[[ Listed entries, beginning ]]
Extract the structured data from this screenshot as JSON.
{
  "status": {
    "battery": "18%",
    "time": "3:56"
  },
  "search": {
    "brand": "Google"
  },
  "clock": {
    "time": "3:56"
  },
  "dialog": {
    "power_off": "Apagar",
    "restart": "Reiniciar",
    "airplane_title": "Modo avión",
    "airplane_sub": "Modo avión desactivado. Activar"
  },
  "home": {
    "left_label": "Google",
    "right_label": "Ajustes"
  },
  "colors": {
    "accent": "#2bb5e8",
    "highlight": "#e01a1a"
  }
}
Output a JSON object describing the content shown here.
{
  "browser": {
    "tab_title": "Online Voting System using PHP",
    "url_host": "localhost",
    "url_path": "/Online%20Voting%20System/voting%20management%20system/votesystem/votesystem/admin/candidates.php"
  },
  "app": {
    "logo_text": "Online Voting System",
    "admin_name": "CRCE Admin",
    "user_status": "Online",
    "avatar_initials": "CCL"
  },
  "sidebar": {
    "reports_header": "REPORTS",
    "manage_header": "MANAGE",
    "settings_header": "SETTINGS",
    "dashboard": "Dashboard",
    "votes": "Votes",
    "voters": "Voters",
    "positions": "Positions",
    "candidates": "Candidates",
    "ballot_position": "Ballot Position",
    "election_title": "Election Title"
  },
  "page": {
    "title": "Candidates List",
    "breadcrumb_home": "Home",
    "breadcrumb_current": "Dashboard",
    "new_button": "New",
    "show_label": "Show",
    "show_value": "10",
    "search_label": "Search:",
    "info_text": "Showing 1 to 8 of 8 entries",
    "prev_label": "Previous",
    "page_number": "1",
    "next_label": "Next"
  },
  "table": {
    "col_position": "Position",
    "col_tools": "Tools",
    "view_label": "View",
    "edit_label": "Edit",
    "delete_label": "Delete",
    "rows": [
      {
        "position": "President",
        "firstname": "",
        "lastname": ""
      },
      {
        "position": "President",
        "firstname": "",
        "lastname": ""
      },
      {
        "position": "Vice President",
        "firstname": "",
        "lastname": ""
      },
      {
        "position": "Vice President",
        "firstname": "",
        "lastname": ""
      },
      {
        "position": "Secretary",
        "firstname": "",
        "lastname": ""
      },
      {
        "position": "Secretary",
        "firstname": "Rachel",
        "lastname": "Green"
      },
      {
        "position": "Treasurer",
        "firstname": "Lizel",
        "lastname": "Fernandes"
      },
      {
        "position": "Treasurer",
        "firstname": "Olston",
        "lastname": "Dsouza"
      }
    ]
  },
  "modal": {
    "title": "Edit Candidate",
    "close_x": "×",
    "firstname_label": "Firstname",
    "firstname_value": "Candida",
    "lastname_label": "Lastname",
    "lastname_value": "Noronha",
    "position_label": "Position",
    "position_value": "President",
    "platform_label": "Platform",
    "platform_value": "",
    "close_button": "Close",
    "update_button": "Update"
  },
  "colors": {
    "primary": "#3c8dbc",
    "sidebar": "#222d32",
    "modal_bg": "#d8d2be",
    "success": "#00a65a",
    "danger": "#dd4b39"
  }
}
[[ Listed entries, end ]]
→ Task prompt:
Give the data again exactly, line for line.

→ Response below:
Extract the structured data from this screenshot as JSON.
{
  "status": {
    "battery": "18%",
    "time": "3:56"
  },
  "search": {
    "brand": "Google"
  },
  "clock": {
    "time": "3:56"
  },
  "dialog": {
    "power_off": "Apagar",
    "restart": "Reiniciar",
    "airplane_title": "Modo avión",
    "airplane_sub": "Modo avión desactivado. Activar"
  },
  "home": {
    "left_label": "Google",
    "right_label": "Ajustes"
  },
  "colors": {
    "accent": "#2bb5e8",
    "highlight": "#e01a1a"
  }
}
Output a JSON object describing the content shown here.
{
  "browser": {
    "tab_title": "Online Voting System using PHP",
    "url_host": "localhost",
    "url_path": "/Online%20Voting%20System/voting%20management%20system/votesystem/votesystem/admin/candidates.php"
  },
  "app": {
    "logo_text": "Online Voting System",
    "admin_name": "CRCE Admin",
    "user_status": "Online",
    "avatar_initials": "CCL"
  },
  "sidebar": {
    "reports_header": "REPORTS",
    "manage_header": "MANAGE",
    "settings_header": "SETTINGS",
    "dashboard": "Dashboard",
    "votes": "Votes",
    "voters": "Voters",
    "positions": "Positions",
    "candidates": "Candidates",
    "ballot_position": "Ballot Position",
    "election_title": "Election Title"
  },
  "page": {
    "title": "Candidates List",
    "breadcrumb_home": "Home",
    "breadcrumb_current": "Dashboard",
    "new_button": "New",
    "show_label": "Show",
    "show_value": "10",
    "search_label": "Search:",
    "info_text": "Showing 1 to 8 of 8 entries",
    "prev_label": "Previous",
    "page_number": "1",
    "next_label": "Next"
  },
  "table": {
    "col_position": "Position",
    "col_tools": "Tools",
    "view_label": "View",
    "edit_label": "Edit",
    "delete_label": "Delete",
    "rows": [
      {
        "position": "President",
        "firstname": "",
        "lastname": ""
      },
      {
        "position": "President",
        "firstname": "",
        "lastname": ""
      },
      {
        "position": "Vice President",
        "firstname": "",
        "lastname": ""
      },
      {
        "position": "Vice President",
        "firstname": "",
        "lastname": ""
      },
      {
        "position": "Secretary",
        "firstname": "",
        "lastname": ""
      },
      {
        "position": "Secretary",
        "firstname": "Rachel",
        "lastname": "Green"
      },
      {
        "position": "Treasurer",
        "firstname": "Lizel",
        "lastname": "Fernandes"
      },
      {
        "position": "Treasurer",
        "firstname": "Olston",
        "lastname": "Dsouza"
      }
    ]
  },
  "modal": {
    "title": "Edit Candidate",
    "close_x": "×",
    "firstname_label": "Firstname",
    "firstname_value": "Candida",
    "lastname_label": "Lastname",
    "lastname_value": "Noronha",
    "position_label": "Position",
    "position_value": "President",
    "platform_label": "Platform",
    "platform_value": "",
    "close_button": "Close",
    "update_button": "Update"
  },
  "colors": {
    "primary": "#3c8dbc",
    "sidebar": "#222d32",
    "modal_bg": "#d8d2be",
    "success": "#00a65a",
    "danger": "#dd4b39"
  }
}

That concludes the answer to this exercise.